I can for the most part. It depends on how busy we are. I remember the very first Final Four I went to â€“ I'd watched a ton of them on TV and I thought, "Oh, this is going to be great because they introduce all the guys and, great, I get to watch this. Well, right before that happened, they called me. "Doc, Doc, they need you!" What had happened is our mascot â€“ we were playing Arkansas â€“ and Arkansas' mascot had got into a little tussle, and the Razorback blindsided Wilbur the Wildcat at the knees and basically blew out his ACL (anterior cruciate ligament). So here I am waiting for the introduction, I'm waiting for the game, and all of a sudden, "Doc, Doc, they need you!" So I go there and Wilbur is wailing. ... I take him back in the training room, so I missed the introductions, and I was so looking forward to that. ... But for the most part (I enjoy the games).Â Football, sometimes you miss stuff because the game's going on over here and you have your back (to it) and you're evaluating an athlete so you have to be careful. A lot of times when action comes to the sideline, if you have your back turned, you can get wiped out. We've had a number of athletic trainers get wiped out. People have Fantasy Football; the athletic trainers have this thing called the Trampled Trainer Pool. We don't bet or anything, but basically what happens is they take a guess on who's going to get whacked on the sidelines, and since I've been there the longest I always get to pick first. I've never gotten trampled before but people are waiting for the doc to go down.
What's your favorite UA sport to watch?
Basketball, men's and women's basketball. My wife (Leslie Porter, director of consulting and talent management for UA Human Resources) played women's basketball (for Arizona). ... And probably the main reason (I like it) is I played basketball in high school, and up until four years ago I played myself. Probably a close second would be football, if I'm on the sidelines, because it's such a different perspective there. You can hear the hits a lot more, you can hear the trash talking, you can see the coaches going back and forth, you can hear the guys going back and forth, so I am really, really spoiled watching football games. A good friend of ours is a coach for the Philadelphia Eagles. We went up to see them when they played the (Arizona) Cardinals last year for the right to go to the Super Bowl. I had to sit in the stands and my poor wife was hearing me moaning about how I needed to be on the sidelines.
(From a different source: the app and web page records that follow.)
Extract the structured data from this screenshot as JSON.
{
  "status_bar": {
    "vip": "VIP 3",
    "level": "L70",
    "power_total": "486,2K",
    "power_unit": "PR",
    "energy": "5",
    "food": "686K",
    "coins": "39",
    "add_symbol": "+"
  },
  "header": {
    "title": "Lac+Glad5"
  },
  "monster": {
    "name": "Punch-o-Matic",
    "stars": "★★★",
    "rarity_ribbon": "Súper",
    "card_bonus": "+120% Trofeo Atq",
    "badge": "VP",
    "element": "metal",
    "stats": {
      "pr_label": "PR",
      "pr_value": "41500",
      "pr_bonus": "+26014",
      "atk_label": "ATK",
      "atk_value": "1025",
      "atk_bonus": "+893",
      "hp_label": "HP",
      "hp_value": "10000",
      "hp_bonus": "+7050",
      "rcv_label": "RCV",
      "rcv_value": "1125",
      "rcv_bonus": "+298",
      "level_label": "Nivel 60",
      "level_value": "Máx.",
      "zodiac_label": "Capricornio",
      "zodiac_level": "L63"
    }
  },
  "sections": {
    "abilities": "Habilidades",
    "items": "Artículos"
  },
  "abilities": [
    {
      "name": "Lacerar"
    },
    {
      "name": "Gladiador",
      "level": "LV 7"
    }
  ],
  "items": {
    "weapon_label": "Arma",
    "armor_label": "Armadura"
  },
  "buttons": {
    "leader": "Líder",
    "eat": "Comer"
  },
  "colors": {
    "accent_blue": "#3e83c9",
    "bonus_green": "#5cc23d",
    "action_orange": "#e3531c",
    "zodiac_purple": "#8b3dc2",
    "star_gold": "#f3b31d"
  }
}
You also teach?
Yes, I'm on the adjunct faculty in the department of orthopedics and (department of) family practice (family and community medicine). ... The thing that's kept me really excited is about five years ago we started a fellowship here (the UA Primary Care Sports Medicine Fellowship) where we teach doctors how to do sports medicine. .... So that keeps you fresh, because in order to teach something you have to really know it. ... And they help us out a lot, so it's kind of a win-win for both of us. We teach them, they help us out a lot.
Do you know someone who has an interesting job at the UA? Send his or her name and contact information to firstname.lastname@example.org for consideration for a future Employee Q&A.